Tif just called. She has a package from her mom, who sent me pepperoni! Yay!

субота, квітня 01, 2006

book reviews, mostly

Zgurivka was great. I actually had the language skills to carry on at least basic conversations with Mama Luda, the food (as always) was very good, and Sasha and I played the computer game "Chicken Invaders from Outer Space". Sasha, who kept saying, "Where'd you learn that word?", found a new way to annoy both female members of the house...he would speak in English so Mama Luda wouldn't understand, and then I'd have to translate. Ah, the joys of having a younger brother...

I've also spent some free time reading books that I borrowed from the Kyiv-Mohila Academy library. The funniest line yet comes from Katharine Howard, a book about the 5th wife (of 6) of King Henry VIII:
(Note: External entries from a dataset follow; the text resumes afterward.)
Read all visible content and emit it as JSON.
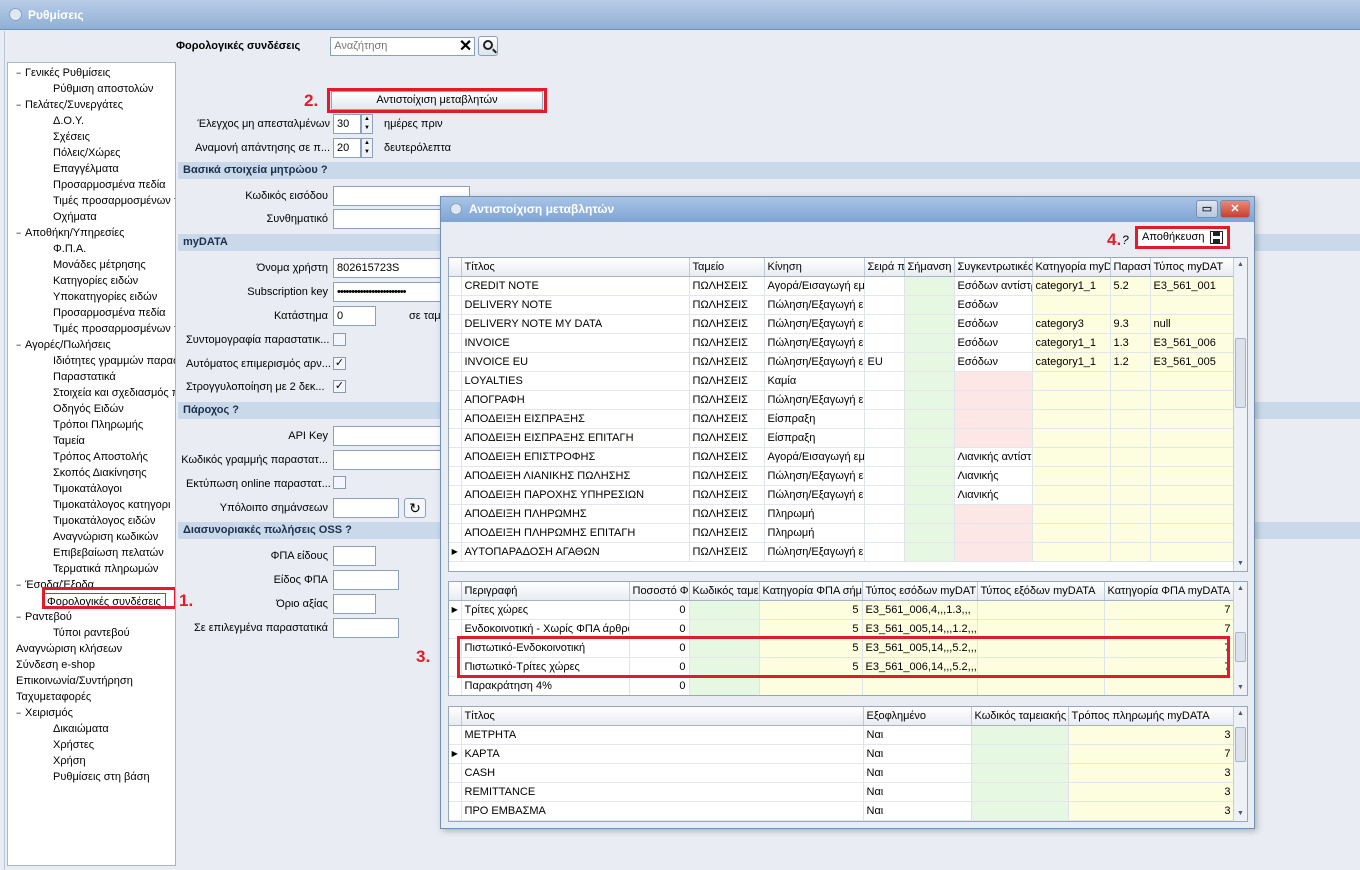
{
  "window": {
    "title": "Ρυθμίσεις"
  },
  "search": {
    "label": "Φορολογικές συνδέσεις",
    "placeholder": "Αναζήτηση",
    "clear": "✕"
  },
  "tree": [
    {
      "label": "Γενικές Ρυθμίσεις",
      "level": 0,
      "toggle": "−"
    },
    {
      "label": "Ρύθμιση αποστολών",
      "level": 1
    },
    {
      "label": "Πελάτες/Συνεργάτες",
      "level": 0,
      "toggle": "−"
    },
    {
      "label": "Δ.Ο.Υ.",
      "level": 1
    },
    {
      "label": "Σχέσεις",
      "level": 1
    },
    {
      "label": "Πόλεις/Χώρες",
      "level": 1
    },
    {
      "label": "Επαγγέλματα",
      "level": 1
    },
    {
      "label": "Προσαρμοσμένα πεδία",
      "level": 1
    },
    {
      "label": "Τιμές προσαρμοσμένων π",
      "level": 1
    },
    {
      "label": "Οχήματα",
      "level": 1
    },
    {
      "label": "Αποθήκη/Υπηρεσίες",
      "level": 0,
      "toggle": "−"
    },
    {
      "label": "Φ.Π.Α.",
      "level": 1
    },
    {
      "label": "Μονάδες μέτρησης",
      "level": 1
    },
    {
      "label": "Κατηγορίες ειδών",
      "level": 1
    },
    {
      "label": "Υποκατηγορίες ειδών",
      "level": 1
    },
    {
      "label": "Προσαρμοσμένα πεδία",
      "level": 1
    },
    {
      "label": "Τιμές προσαρμοσμένων π",
      "level": 1
    },
    {
      "label": "Αγορές/Πωλήσεις",
      "level": 0,
      "toggle": "−"
    },
    {
      "label": "Ιδιότητες γραμμών παρασ",
      "level": 1
    },
    {
      "label": "Παραστατικά",
      "level": 1
    },
    {
      "label": "Στοιχεία και σχεδιασμός π",
      "level": 1
    },
    {
      "label": "Οδηγός Ειδών",
      "level": 1
    },
    {
      "label": "Τρόποι Πληρωμής",
      "level": 1
    },
    {
      "label": "Ταμεία",
      "level": 1
    },
    {
      "label": "Τρόπος Αποστολής",
      "level": 1
    },
    {
      "label": "Σκοπός Διακίνησης",
      "level": 1
    },
    {
      "label": "Τιμοκατάλογοι",
      "level": 1
    },
    {
      "label": "Τιμοκατάλογος κατηγορι",
      "level": 1
    },
    {
      "label": "Τιμοκατάλογος ειδών",
      "level": 1
    },
    {
      "label": "Αναγνώριση κωδικών",
      "level": 1
    },
    {
      "label": "Επιβεβαίωση πελατών",
      "level": 1
    },
    {
      "label": "Τερματικά πληρωμών",
      "level": 1
    },
    {
      "label": "Έσοδα/Έξοδα",
      "level": 0,
      "toggle": "−"
    },
    {
      "label": "Φορολογικές συνδέσεις",
      "level": 1,
      "selected": true
    },
    {
      "label": "Ραντεβού",
      "level": 0,
      "toggle": "−"
    },
    {
      "label": "Τύποι ραντεβού",
      "level": 1
    },
    {
      "label": "Αναγνώριση κλήσεων",
      "level": 0
    },
    {
      "label": "Σύνδεση e-shop",
      "level": 0
    },
    {
      "label": "Επικοινωνία/Συντήρηση",
      "level": 0
    },
    {
      "label": "Ταχυμεταφορές",
      "level": 0
    },
    {
      "label": "Χειρισμός",
      "level": 0,
      "toggle": "−"
    },
    {
      "label": "Δικαιώματα",
      "level": 1
    },
    {
      "label": "Χρήστες",
      "level": 1
    },
    {
      "label": "Χρήση",
      "level": 1
    },
    {
      "label": "Ρυθμίσεις στη βάση",
      "level": 1
    }
  ],
  "form": {
    "map_button": "Αντιστοίχιση μεταβλητών",
    "check_label": "Έλεγχος μη απεσταλμένων",
    "check_value": "30",
    "check_unit": "ημέρες πριν",
    "wait_label": "Αναμονή απάντησης σε π...",
    "wait_value": "20",
    "wait_unit": "δευτερόλεπτα",
    "sec_registry": "Βασικά στοιχεία μητρώου ?",
    "login_code": "Κωδικός εισόδου",
    "password": "Συνθηματικό",
    "sec_mydata": "myDATA",
    "username_label": "Όνομα χρήστη",
    "username_value": "802615723S",
    "subkey_label": "Subscription key",
    "subkey_value": "••••••••••••••••••••••••",
    "store_label": "Κατάστημα",
    "store_value": "0",
    "store_suffix": "σε ταμ",
    "abbr_label": "Συντομογραφία παραστατικ...",
    "auto_label": "Αυτόματος επιμερισμός αρν...",
    "round_label": "Στρογγυλοποίηση με 2 δεκ...",
    "check_mark": "✓",
    "sec_provider": "Πάροχος ?",
    "apikey_label": "API Key",
    "linecode_label": "Κωδικός γραμμής παραστατ...",
    "print_label": "Εκτύπωση online παραστατ...",
    "balance_label": "Υπόλοιπο σημάνσεων",
    "refresh": "↻",
    "sec_oss": "Διασυνοριακές πωλήσεις OSS ?",
    "vat_item": "ΦΠΑ είδους",
    "vat_type": "Είδος ΦΠΑ",
    "limit": "Όριο αξίας",
    "selected_docs": "Σε επιλεγμένα παραστατικά"
  },
  "markers": {
    "m1": "1.",
    "m2": "2.",
    "m3": "3.",
    "m4": "4."
  },
  "dialog": {
    "title": "Αντιστοίχιση μεταβλητών",
    "minimize": "▭",
    "close": "✕",
    "help": "?",
    "save": "Αποθήκευση",
    "grid1": {
      "headers": [
        "Τίτλος",
        "Ταμείο",
        "Κίνηση",
        "Σειρά π",
        "Σήμανση",
        "Συγκεντρωτικές",
        "Κατηγορία myDa",
        "Παραστ",
        "Τύπος myDAT"
      ],
      "rows": [
        [
          "",
          "CREDIT NOTE",
          "ΠΩΛΗΣΕΙΣ",
          "Αγορά/Εισαγωγή εμ",
          "",
          "",
          "Εσόδων αντίστρ",
          "category1_1",
          "5.2",
          "E3_561_001"
        ],
        [
          "",
          "DELIVERY NOTE",
          "ΠΩΛΗΣΕΙΣ",
          "Πώληση/Εξαγωγή ε",
          "",
          "",
          "Εσόδων",
          "",
          "",
          ""
        ],
        [
          "",
          "DELIVERY NOTE MY DATA",
          "ΠΩΛΗΣΕΙΣ",
          "Πώληση/Εξαγωγή ε",
          "",
          "",
          "Εσόδων",
          "category3",
          "9.3",
          "null"
        ],
        [
          "",
          "INVOICE",
          "ΠΩΛΗΣΕΙΣ",
          "Πώληση/Εξαγωγή ε",
          "",
          "",
          "Εσόδων",
          "category1_1",
          "1.3",
          "E3_561_006"
        ],
        [
          "",
          "INVOICE EU",
          "ΠΩΛΗΣΕΙΣ",
          "Πώληση/Εξαγωγή ε",
          "EU",
          "",
          "Εσόδων",
          "category1_1",
          "1.2",
          "E3_561_005"
        ],
        [
          "",
          "LOYALTIES",
          "ΠΩΛΗΣΕΙΣ",
          "Καμία",
          "",
          "",
          "",
          "",
          "",
          ""
        ],
        [
          "",
          "ΑΠΟΓΡΑΦΗ",
          "ΠΩΛΗΣΕΙΣ",
          "Πώληση/Εξαγωγή ε",
          "",
          "",
          "",
          "",
          "",
          ""
        ],
        [
          "",
          "ΑΠΟΔΕΙΞΗ ΕΙΣΠΡΑΞΗΣ",
          "ΠΩΛΗΣΕΙΣ",
          "Είσπραξη",
          "",
          "",
          "",
          "",
          "",
          ""
        ],
        [
          "",
          "ΑΠΟΔΕΙΞΗ ΕΙΣΠΡΑΞΗΣ ΕΠΙΤΑΓΗ",
          "ΠΩΛΗΣΕΙΣ",
          "Είσπραξη",
          "",
          "",
          "",
          "",
          "",
          ""
        ],
        [
          "",
          "ΑΠΟΔΕΙΞΗ ΕΠΙΣΤΡΟΦΗΣ",
          "ΠΩΛΗΣΕΙΣ",
          "Αγορά/Εισαγωγή εμ",
          "",
          "",
          "Λιανικής αντίστρ",
          "",
          "",
          ""
        ],
        [
          "",
          "ΑΠΟΔΕΙΞΗ ΛΙΑΝΙΚΗΣ ΠΩΛΗΣΗΣ",
          "ΠΩΛΗΣΕΙΣ",
          "Πώληση/Εξαγωγή ε",
          "",
          "",
          "Λιανικής",
          "",
          "",
          ""
        ],
        [
          "",
          "ΑΠΟΔΕΙΞΗ ΠΑΡΟΧΗΣ ΥΠΗΡΕΣΙΩΝ",
          "ΠΩΛΗΣΕΙΣ",
          "Πώληση/Εξαγωγή ε",
          "",
          "",
          "Λιανικής",
          "",
          "",
          ""
        ],
        [
          "",
          "ΑΠΟΔΕΙΞΗ ΠΛΗΡΩΜΗΣ",
          "ΠΩΛΗΣΕΙΣ",
          "Πληρωμή",
          "",
          "",
          "",
          "",
          "",
          ""
        ],
        [
          "",
          "ΑΠΟΔΕΙΞΗ ΠΛΗΡΩΜΗΣ ΕΠΙΤΑΓΗ",
          "ΠΩΛΗΣΕΙΣ",
          "Πληρωμή",
          "",
          "",
          "",
          "",
          "",
          ""
        ],
        [
          "▶",
          "ΑΥΤΟΠΑΡΑΔΟΣΗ ΑΓΑΘΩΝ",
          "ΠΩΛΗΣΕΙΣ",
          "Πώληση/Εξαγωγή ε",
          "",
          "",
          "",
          "",
          "",
          ""
        ]
      ]
    },
    "grid2": {
      "headers": [
        "Περιγραφή",
        "Ποσοστό Φ",
        "Κωδικός ταμει",
        "Κατηγορία ΦΠΑ σήμ",
        "Τύπος εσόδων myDAT",
        "Τύπος εξόδων myDATA",
        "Κατηγορία ΦΠΑ myDATA"
      ],
      "rows": [
        [
          "▶",
          "Τρίτες χώρες",
          "0",
          "",
          "5",
          "E3_561_006,4,,,1.3,,,",
          "",
          "7"
        ],
        [
          "",
          "Ενδοκοινοτική - Χωρίς ΦΠΑ άρθρο",
          "0",
          "",
          "5",
          "E3_561_005,14,,,1.2,,,",
          "",
          "7"
        ],
        [
          "",
          "Πιστωτικό-Ενδοκοινοτική",
          "0",
          "",
          "5",
          "E3_561_005,14,,,5.2,,,",
          "",
          "7"
        ],
        [
          "",
          "Πιστωτικό-Τρίτες χώρες",
          "0",
          "",
          "5",
          "E3_561_006,14,,,5.2,,,",
          "",
          "7"
        ],
        [
          "",
          "Παρακράτηση 4%",
          "0",
          "",
          "",
          "",
          "",
          ""
        ]
      ]
    },
    "grid3": {
      "headers": [
        "Τίτλος",
        "Εξοφλημένο",
        "Κωδικός ταμειακής",
        "Τρόπος πληρωμής myDATA"
      ],
      "rows": [
        [
          "",
          "ΜΕΤΡΗΤΑ",
          "Ναι",
          "",
          "3"
        ],
        [
          "▶",
          "ΚΑΡΤΑ",
          "Ναι",
          "",
          "7"
        ],
        [
          "",
          "CASH",
          "Ναι",
          "",
          "3"
        ],
        [
          "",
          "REMITTANCE",
          "Ναι",
          "",
          "3"
        ],
        [
          "",
          "ΠΡΟ ΕΜΒΑΣΜΑ",
          "Ναι",
          "",
          "3"
        ]
      ]
    }
  },
  "colors": {
    "title_bar": "#8fb0d6",
    "highlight_red": "#e21b2a",
    "green_cell": "#e6f7e2",
    "yellow_cell": "#fdfde0",
    "red_cell": "#fde6e6"
  },
  "icons": {
    "app": "settings-circle-icon",
    "search": "magnifier-icon",
    "save": "floppy-disk-icon"
  }
}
Lady Baynton said, "Try to forget it, Katharine. 'Look ever to Jesus and He'll carry you through'."

That splendid hymn had not yet been written, but the sentiments were as true then as now.

So, um, since "Yield Not to Temptation" hadn't been written yet, and it wouldn't be written for a few hundred years, why quote it?

My other interesting read was God Lives in St. Petersburg, a book of short stories by Tom Bissell, who was an MSU grad, joined the Peace Corps in Uzbekistan, quit early because of a relationship back home that ended up not working out, but then went back to Uzbekistan and Central Asia as a writer. I read his book on Uzbekistan, Chasing the Sea this past summer. It made me happy I was going to Ukraine.

I'm not sure if I recommend God Lives in St. Petersburg or not. If you're offended by sex, language, and violence, I don't recommend it, and he also is pretty unforgiving to the missionaries who are in his stories. But he writes some lines in a way that only a former PCV can:

Second, you had your Do-Gooders. These people, God bless them, needed a serious...clue. Each fall I'd see a new group of hatchlings turn up in the Capital, their first day in-country, snappily dressed, taking pictures with disposable cameras for Mom and Dad back home in Iowa and Nebraska and Michigan. Then they'd get shipped out to the villages. Three months later I'd see them back in the Capital shopping for Snickers bars and deoderant, crazed and dandruff-ridden.

Tee hee...

But the story that I found most compelling was "Animals in Our Lives," a story about an English major who moves to Kyrgyzstan to teach ESL but comes home to his girlfriend to save their relationship, only to see it fall apart. What caught me was not so much the story's content, although as a PCV I can understand it, but the setting...it takes place in a slightly fictionalized East Lansing. North Campus is described as "endless greenery plunked with long flat structures terraced with rococo Modernism, gloomy campus-Gothic firetraps [West Circle!], stark administrative fortresses designed from the academic-industrial-complex blueprint popular in the mid-1970s". Grand River Avenue and Trappers' Cove Apartments are mentioned in the story, and the main setting is a fictionalized Potter's Park Zoo. It was like being at home, in a weird way.